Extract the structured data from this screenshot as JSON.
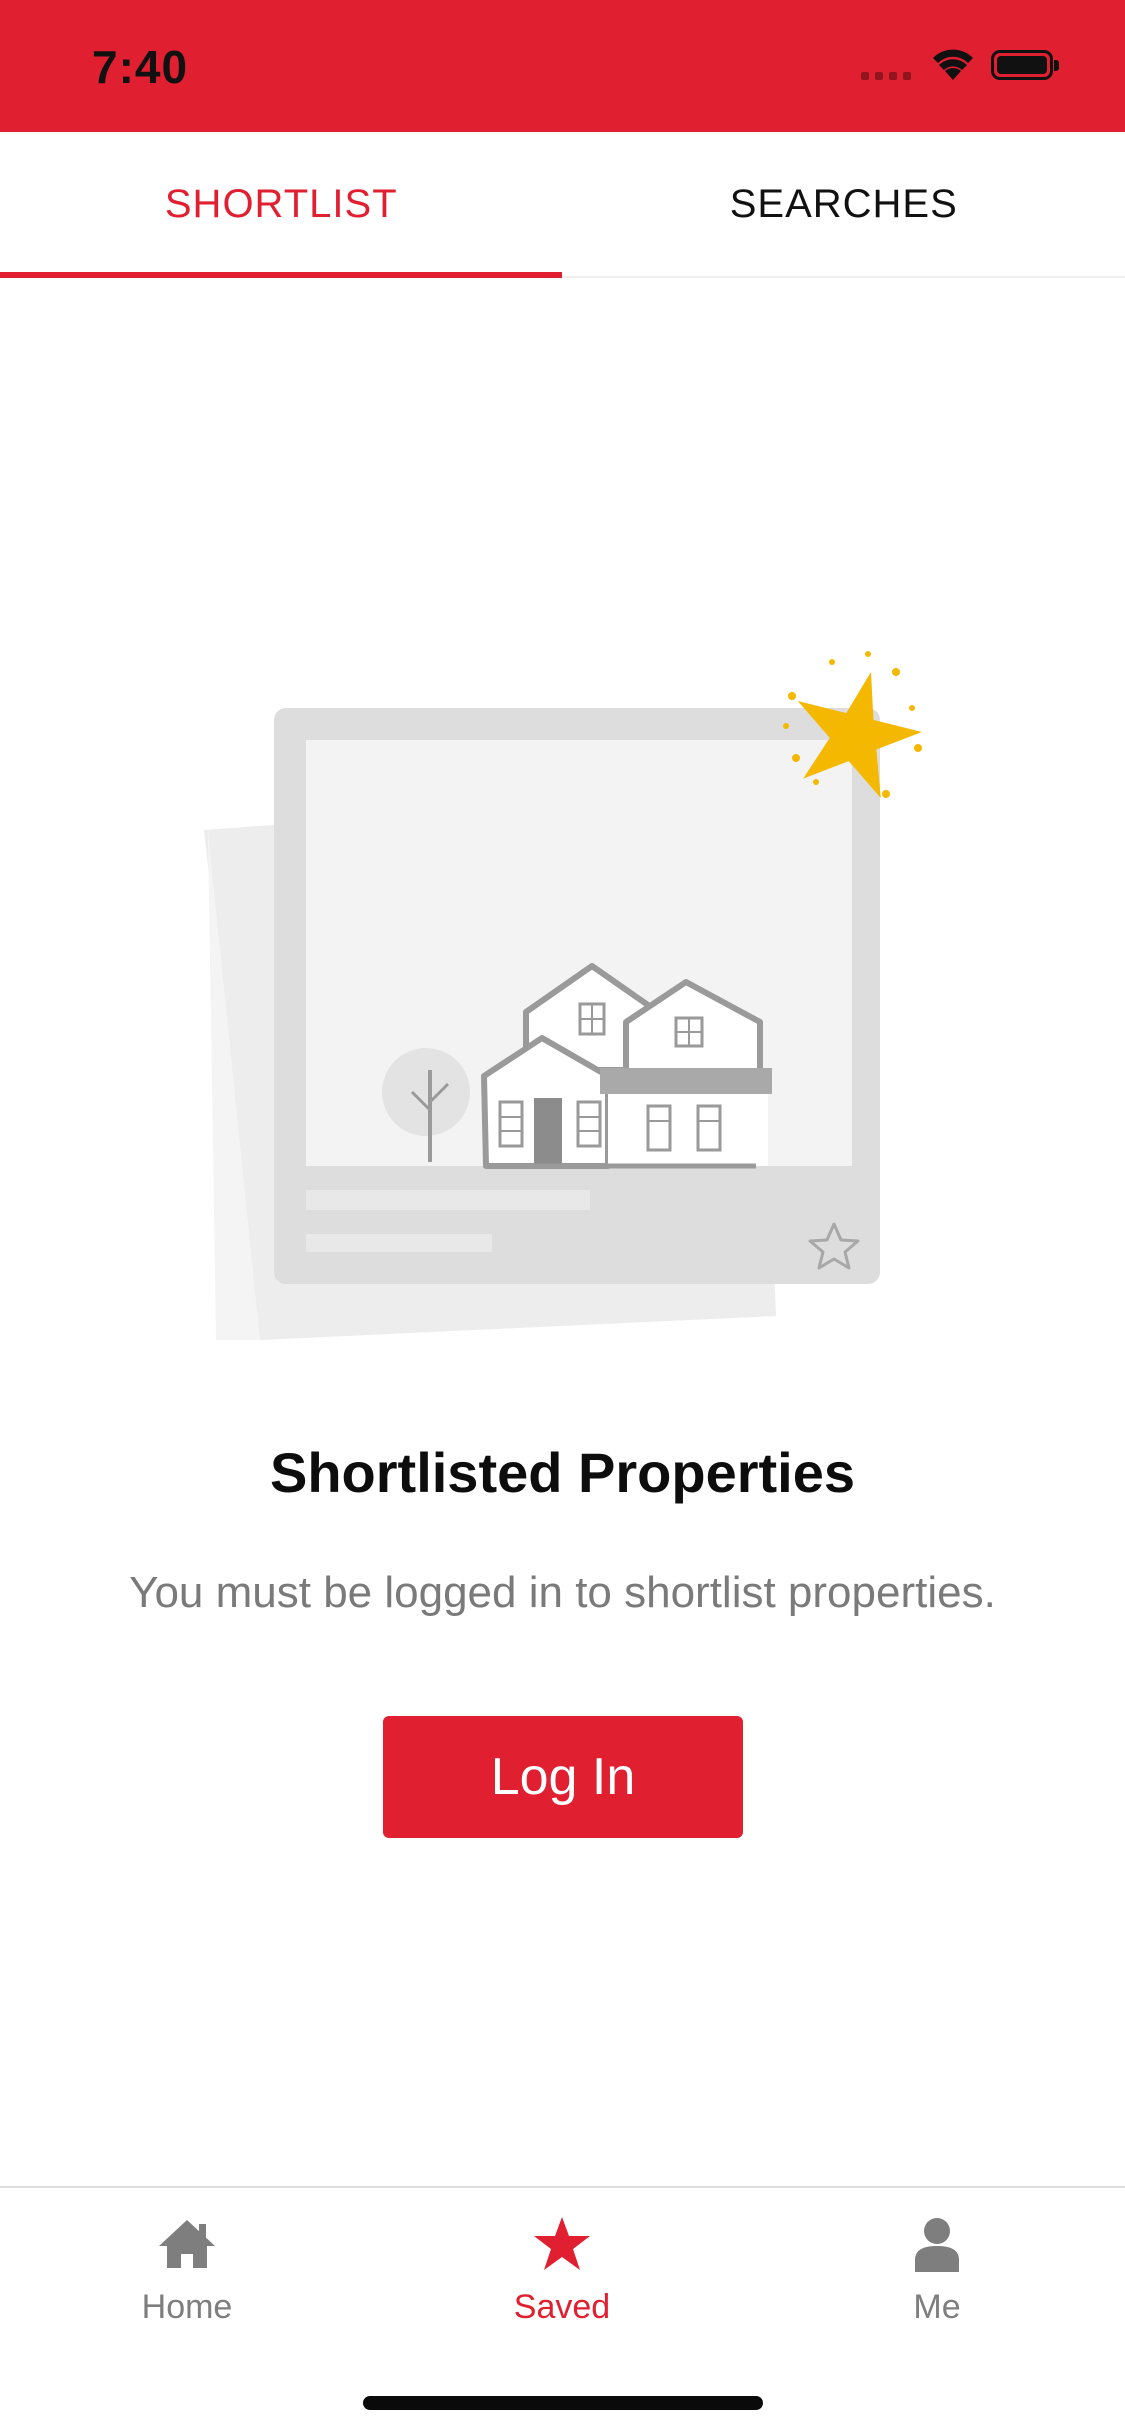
{
  "status_bar": {
    "time": "7:40",
    "background_color": "#E01F30"
  },
  "tabs": [
    {
      "label": "SHORTLIST",
      "active": true
    },
    {
      "label": "SEARCHES",
      "active": false
    }
  ],
  "empty_state": {
    "illustration": "house-card-with-star-illustration",
    "title": "Shortlisted Properties",
    "message": "You must be logged in to shortlist properties.",
    "button_label": "Log In"
  },
  "bottom_nav": [
    {
      "label": "Home",
      "icon": "home-icon",
      "active": false
    },
    {
      "label": "Saved",
      "icon": "star-icon",
      "active": true
    },
    {
      "label": "Me",
      "icon": "person-icon",
      "active": false
    }
  ],
  "colors": {
    "accent": "#E01F30",
    "inactive": "#7e7e7e",
    "star_gold": "#F5B800"
  }
}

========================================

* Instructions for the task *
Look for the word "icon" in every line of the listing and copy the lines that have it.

* Response box *
      "icon": "home-icon",
      "icon": "star-icon",
      "icon": "person-icon",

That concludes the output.